Supermarket Sainsbury’s has won its four-month battle to buy Argos owner Home Retail Group after agreeing a £1.4 billion deal and will set about revamping the general goods retailer.
Sainsbury’s said the move will create a “multi-product, multi-channel” business with around 2,000 stores, concessions and click-and-collect outlets.
Sainsbury’s chairman David Tyler said: “The combined business will offer a multi-product, multi-channel proposition, with fast delivery networks, which we believe will be very attractive to customers and which will create value to both sets of shareholders.”
Home Retail Group chairman John Coombe added: “Argos is both an icon of the British high street and also a leader in the digital transformation of UK retailing.
“We are pleased that Sainsbury’s has recognised our progress and our potential with its recommended acquisition of Home Retail Group.”
The deal will see Sainsbury’s pay 0.321 new shares and 55p per share in cash to buy Argos, and will see Home Retail Group shareholders hold 12% of the combined business.
The supermarket said the agreement should be completed in the third quarter of this year.
Sainsbury’s said it will roll out an existing agreement to locate Argos concessions in its supermarkets.
Up to 200 standalone Argos stores out of a portfolio of 845 may close as Sainsbury’s streamlines the business, according to reports.

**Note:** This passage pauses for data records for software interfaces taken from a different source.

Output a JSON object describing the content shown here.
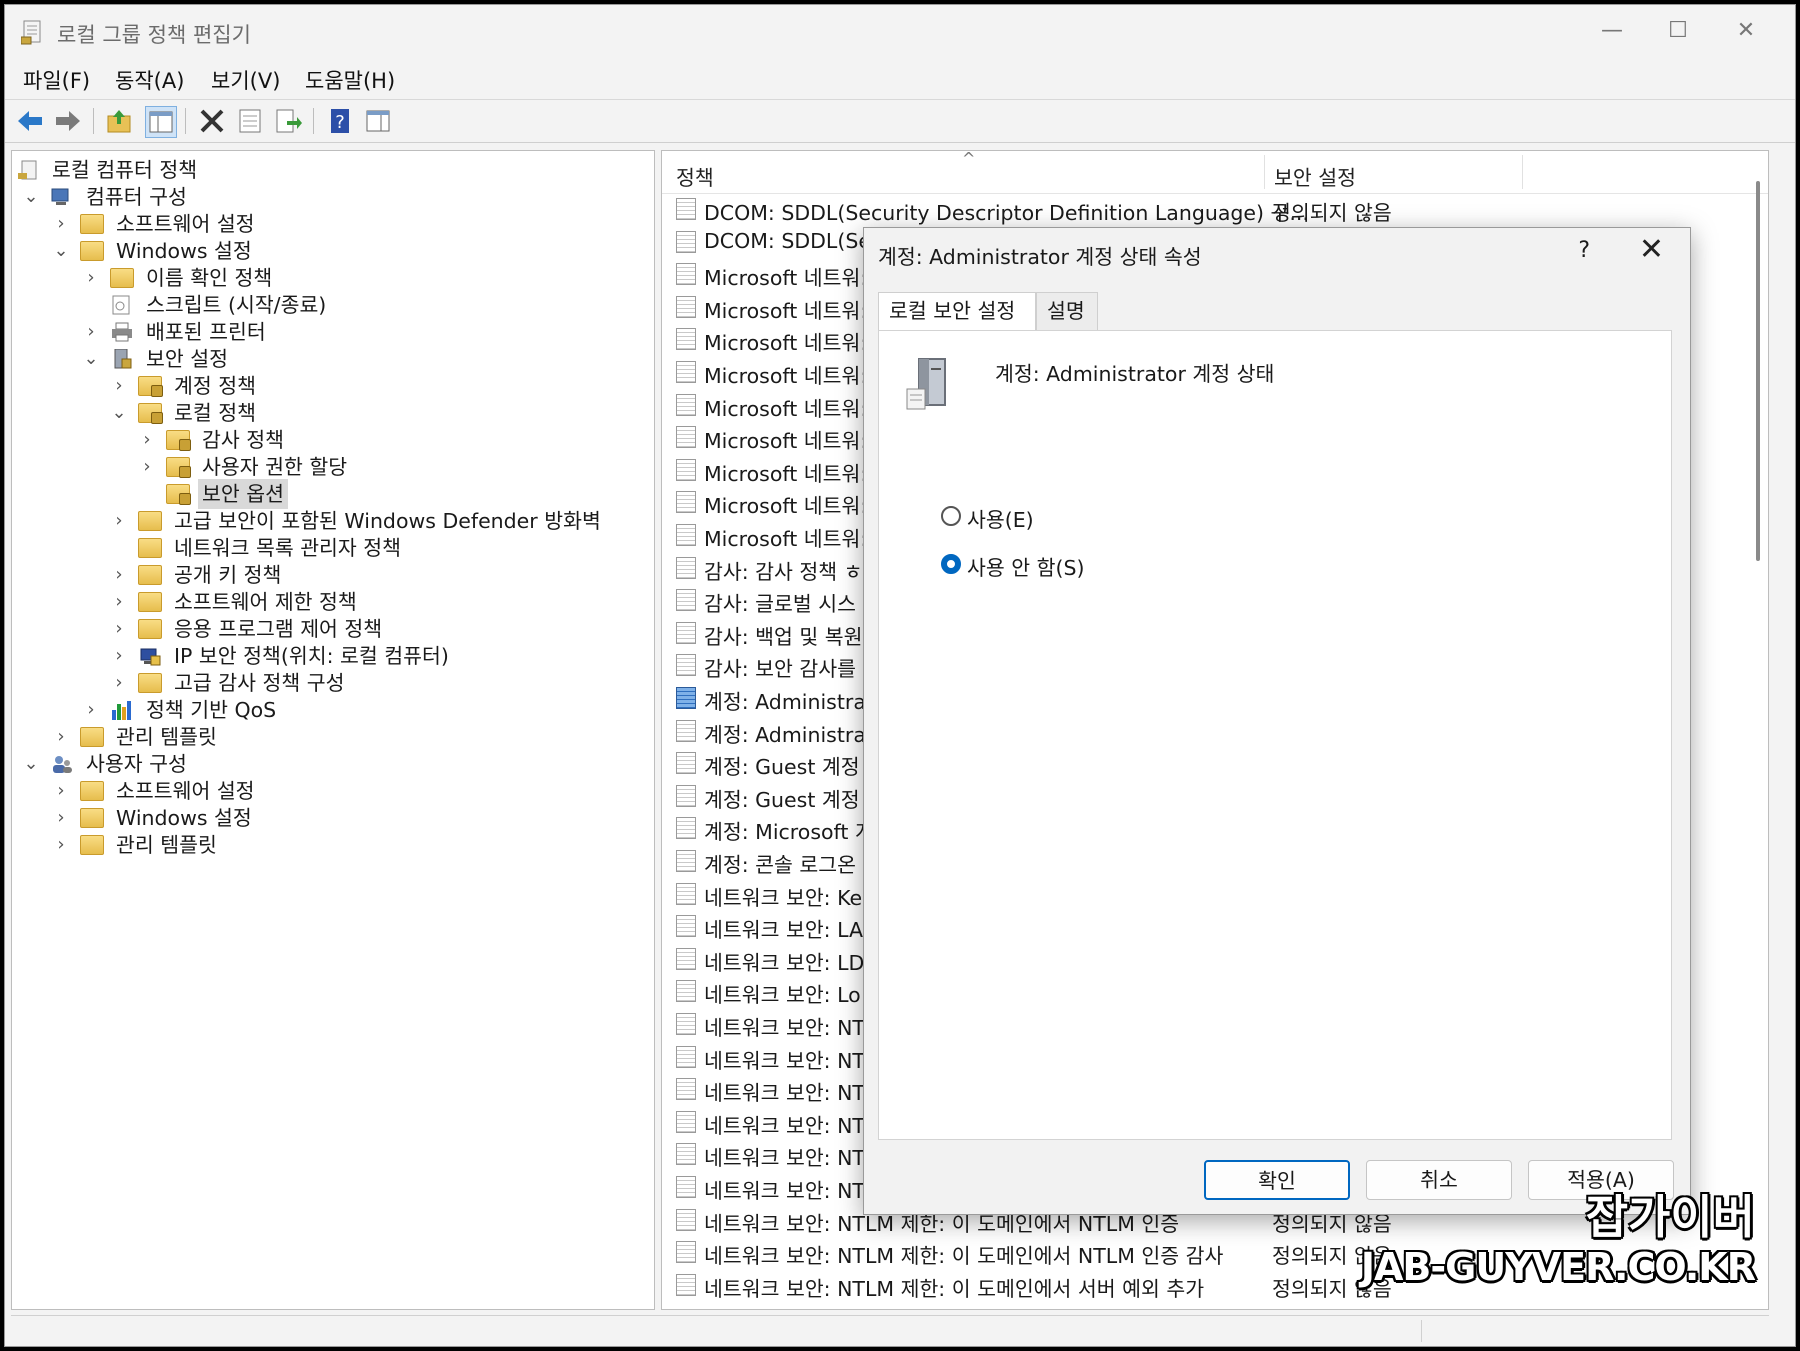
{
  "window": {
    "title": "로컬 그룹 정책 편집기",
    "controls": {
      "minimize": "—",
      "maximize": "☐",
      "close": "✕"
    }
  },
  "menu": [
    "파일(F)",
    "동작(A)",
    "보기(V)",
    "도움말(H)"
  ],
  "toolbar_icons": [
    "back-icon",
    "forward-icon",
    "up-folder-icon",
    "show-hide-tree-icon",
    "delete-icon",
    "properties-icon",
    "export-list-icon",
    "help-icon",
    "action-pane-icon"
  ],
  "tree": {
    "root": "로컬 컴퓨터 정책",
    "computer_config": "컴퓨터 구성",
    "cc_software": "소프트웨어 설정",
    "cc_windows": "Windows 설정",
    "name_resolution": "이름 확인 정책",
    "scripts": "스크립트 (시작/종료)",
    "printers": "배포된 프린터",
    "security_settings": "보안 설정",
    "account_policy": "계정 정책",
    "local_policy": "로컬 정책",
    "audit_policy": "감사 정책",
    "user_rights": "사용자 권한 할당",
    "security_options": "보안 옵션",
    "defender_firewall": "고급 보안이 포함된 Windows Defender 방화벽",
    "network_list": "네트워크 목록 관리자 정책",
    "public_key": "공개 키 정책",
    "software_restriction": "소프트웨어 제한 정책",
    "app_control": "응용 프로그램 제어 정책",
    "ip_security": "IP 보안 정책(위치: 로컬 컴퓨터)",
    "advanced_audit": "고급 감사 정책 구성",
    "qos": "정책 기반 QoS",
    "cc_admin_templates": "관리 템플릿",
    "user_config": "사용자 구성",
    "uc_software": "소프트웨어 설정",
    "uc_windows": "Windows 설정",
    "uc_admin_templates": "관리 템플릿"
  },
  "list": {
    "col_policy": "정책",
    "col_setting": "보안 설정",
    "rows": [
      {
        "name": "DCOM: SDDL(Security Descriptor Definition Language) 구...",
        "setting": "정의되지 않음"
      },
      {
        "name": "DCOM: SDDL(Se",
        "setting": ""
      },
      {
        "name": "Microsoft 네트워:",
        "setting": ""
      },
      {
        "name": "Microsoft 네트워:",
        "setting": ""
      },
      {
        "name": "Microsoft 네트워:",
        "setting": ""
      },
      {
        "name": "Microsoft 네트워:",
        "setting": ""
      },
      {
        "name": "Microsoft 네트워:",
        "setting": ""
      },
      {
        "name": "Microsoft 네트워:",
        "setting": ""
      },
      {
        "name": "Microsoft 네트워:",
        "setting": ""
      },
      {
        "name": "Microsoft 네트워:",
        "setting": ""
      },
      {
        "name": "Microsoft 네트워:",
        "setting": ""
      },
      {
        "name": "감사: 감사 정책 ㅎ",
        "setting": ""
      },
      {
        "name": "감사: 글로벌 시스",
        "setting": ""
      },
      {
        "name": "감사: 백업 및 복원",
        "setting": ""
      },
      {
        "name": "감사: 보안 감사를",
        "setting": ""
      },
      {
        "name": "계정: Administrat",
        "setting": "",
        "active": true
      },
      {
        "name": "계정: Administrat",
        "setting": ""
      },
      {
        "name": "계정: Guest 계정",
        "setting": ""
      },
      {
        "name": "계정: Guest 계정",
        "setting": ""
      },
      {
        "name": "계정: Microsoft 계",
        "setting": ""
      },
      {
        "name": "계정: 콘솔 로그온",
        "setting": ""
      },
      {
        "name": "네트워크 보안: Ke",
        "setting": ""
      },
      {
        "name": "네트워크 보안: LA",
        "setting": ""
      },
      {
        "name": "네트워크 보안: LD",
        "setting": ""
      },
      {
        "name": "네트워크 보안: Lo",
        "setting": ""
      },
      {
        "name": "네트워크 보안: NT",
        "setting": ""
      },
      {
        "name": "네트워크 보안: NT",
        "setting": ""
      },
      {
        "name": "네트워크 보안: NT",
        "setting": ""
      },
      {
        "name": "네트워크 보안: NT",
        "setting": ""
      },
      {
        "name": "네트워크 보안: NT",
        "setting": ""
      },
      {
        "name": "네트워크 보안: NT",
        "setting": ""
      },
      {
        "name": "네트워크 보안: NTLM 제한: 이 도메인에서 NTLM 인증",
        "setting": "정의되지 않음"
      },
      {
        "name": "네트워크 보안: NTLM 제한: 이 도메인에서 NTLM 인증 감사",
        "setting": "정의되지 않음"
      },
      {
        "name": "네트워크 보안: NTLM 제한: 이 도메인에서 서버 예외 추가",
        "setting": "정의되지 않음"
      }
    ]
  },
  "dialog": {
    "title": "계정: Administrator 계정 상태 속성",
    "help": "?",
    "close": "✕",
    "tab_local": "로컬 보안 설정",
    "tab_explain": "설명",
    "policy_name": "계정: Administrator 계정 상태",
    "radio_enabled": "사용(E)",
    "radio_disabled": "사용 안 함(S)",
    "selected": "disabled",
    "ok": "확인",
    "cancel": "취소",
    "apply": "적용(A)"
  },
  "watermark": {
    "line1": "잡가이버",
    "line2": "JAB-GUYVER.CO.KR"
  }
}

Since he became chief executive of Home Retail Group in 2014, John Walden has worked to transform the catalogue retail chain into a cutting-edge digital shopping operation. Customers can now order from in-store tablet computers and can pick up products through its click-and-collect service.
Sainsbury’s said the enlarged group will provide a “combination of product range, location, speed and flexibility across food, clothing and general merchandise”.
The supermarket said it expects to save at least £160 million in the third full year after the deal is complete.
The deal comes as the supermarket sector remains locked in a price war, which has seen majors such as Sainsbury’s and Tesco battle to maintain market share against discounters Aldi and Lidl.
The grocery sector has seen prices fall for more than a year.
The industry sees the deal by Sainsbury’s chief executive Mr Coupe, who took over from its previous successful boss Justin King in July 2014, as a bold move in a sector that is struggling to regain its equilibrium.
Bernstein analyst Bruno Monteyne said: “From a business point of view, the concerns about ‘Argos being a troubled business set for sustained decline’ remain fully valid and that will remain a risk factor hanging over the Sainsbury’s shares in the coming years.”
Shares in the supermarket slipped 2% in morning trading.
Earlier this month South African rival Steinhoff abandoned its own £1.4 billion pursuit, leaving the ground clear for Sainsbury’s to negotiate with Home Retail Group on its own.
Home Retail Group sold its other remaining business, the DIY chain Homebase, to Australian conglomerate Wesfarmers for £340 million in February.